====== The data
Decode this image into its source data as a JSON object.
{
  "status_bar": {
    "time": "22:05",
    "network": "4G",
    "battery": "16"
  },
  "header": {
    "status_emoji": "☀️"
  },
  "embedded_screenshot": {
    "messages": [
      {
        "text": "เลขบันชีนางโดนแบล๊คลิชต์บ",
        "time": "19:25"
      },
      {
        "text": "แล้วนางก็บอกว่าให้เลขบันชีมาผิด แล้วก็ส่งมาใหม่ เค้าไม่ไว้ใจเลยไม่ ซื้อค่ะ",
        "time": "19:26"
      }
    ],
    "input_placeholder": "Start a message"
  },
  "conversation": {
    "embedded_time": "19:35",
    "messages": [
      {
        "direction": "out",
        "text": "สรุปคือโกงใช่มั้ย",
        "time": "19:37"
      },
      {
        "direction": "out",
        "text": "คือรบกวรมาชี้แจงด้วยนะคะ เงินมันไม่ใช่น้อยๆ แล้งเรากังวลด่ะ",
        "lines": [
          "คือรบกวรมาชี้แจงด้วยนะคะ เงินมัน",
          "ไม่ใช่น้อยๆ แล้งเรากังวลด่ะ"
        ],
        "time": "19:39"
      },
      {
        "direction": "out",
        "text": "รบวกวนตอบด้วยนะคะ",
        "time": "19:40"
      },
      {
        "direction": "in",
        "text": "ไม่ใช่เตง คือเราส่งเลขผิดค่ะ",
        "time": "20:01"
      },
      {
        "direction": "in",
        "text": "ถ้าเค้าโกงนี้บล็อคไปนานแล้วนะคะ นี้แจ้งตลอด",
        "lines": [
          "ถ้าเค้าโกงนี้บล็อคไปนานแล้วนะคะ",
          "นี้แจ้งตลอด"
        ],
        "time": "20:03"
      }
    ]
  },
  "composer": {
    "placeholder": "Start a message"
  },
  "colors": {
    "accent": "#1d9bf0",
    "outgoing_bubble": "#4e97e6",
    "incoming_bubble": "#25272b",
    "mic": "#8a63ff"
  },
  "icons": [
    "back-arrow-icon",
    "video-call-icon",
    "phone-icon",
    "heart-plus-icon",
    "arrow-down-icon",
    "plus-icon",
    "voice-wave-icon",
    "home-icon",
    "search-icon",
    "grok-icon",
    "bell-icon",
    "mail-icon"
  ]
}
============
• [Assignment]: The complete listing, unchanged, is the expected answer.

• [Reply]:
Decode this image into its source data as a JSON object.
{
  "status_bar": {
    "time": "22:05",
    "network": "4G",
    "battery": "16"
  },
  "header": {
    "status_emoji": "☀️"
  },
  "embedded_screenshot": {
    "messages": [
      {
        "text": "เลขบันชีนางโดนแบล๊คลิชต์บ",
        "time": "19:25"
      },
      {
        "text": "แล้วนางก็บอกว่าให้เลขบันชีมาผิด แล้วก็ส่งมาใหม่ เค้าไม่ไว้ใจเลยไม่ ซื้อค่ะ",
        "time": "19:26"
      }
    ],
    "input_placeholder": "Start a message"
  },
  "conversation": {
    "embedded_time": "19:35",
    "messages": [
      {
        "direction": "out",
        "text": "สรุปคือโกงใช่มั้ย",
        "time": "19:37"
      },
      {
        "direction": "out",
        "text": "คือรบกวรมาชี้แจงด้วยนะคะ เงินมันไม่ใช่น้อยๆ แล้งเรากังวลด่ะ",
        "lines": [
          "คือรบกวรมาชี้แจงด้วยนะคะ เงินมัน",
          "ไม่ใช่น้อยๆ แล้งเรากังวลด่ะ"
        ],
        "time": "19:39"
      },
      {
        "direction": "out",
        "text": "รบวกวนตอบด้วยนะคะ",
        "time": "19:40"
      },
      {
        "direction": "in",
        "text": "ไม่ใช่เตง คือเราส่งเลขผิดค่ะ",
        "time": "20:01"
      },
      {
        "direction": "in",
        "text": "ถ้าเค้าโกงนี้บล็อคไปนานแล้วนะคะ นี้แจ้งตลอด",
        "lines": [
          "ถ้าเค้าโกงนี้บล็อคไปนานแล้วนะคะ",
          "นี้แจ้งตลอด"
        ],
        "time": "20:03"
      }
    ]
  },
  "composer": {
    "placeholder": "Start a message"
  },
  "colors": {
    "accent": "#1d9bf0",
    "outgoing_bubble": "#4e97e6",
    "incoming_bubble": "#25272b",
    "mic": "#8a63ff"
  },
  "icons": [
    "back-arrow-icon",
    "video-call-icon",
    "phone-icon",
    "heart-plus-icon",
    "arrow-down-icon",
    "plus-icon",
    "voice-wave-icon",
    "home-icon",
    "search-icon",
    "grok-icon",
    "bell-icon",
    "mail-icon"
  ]
}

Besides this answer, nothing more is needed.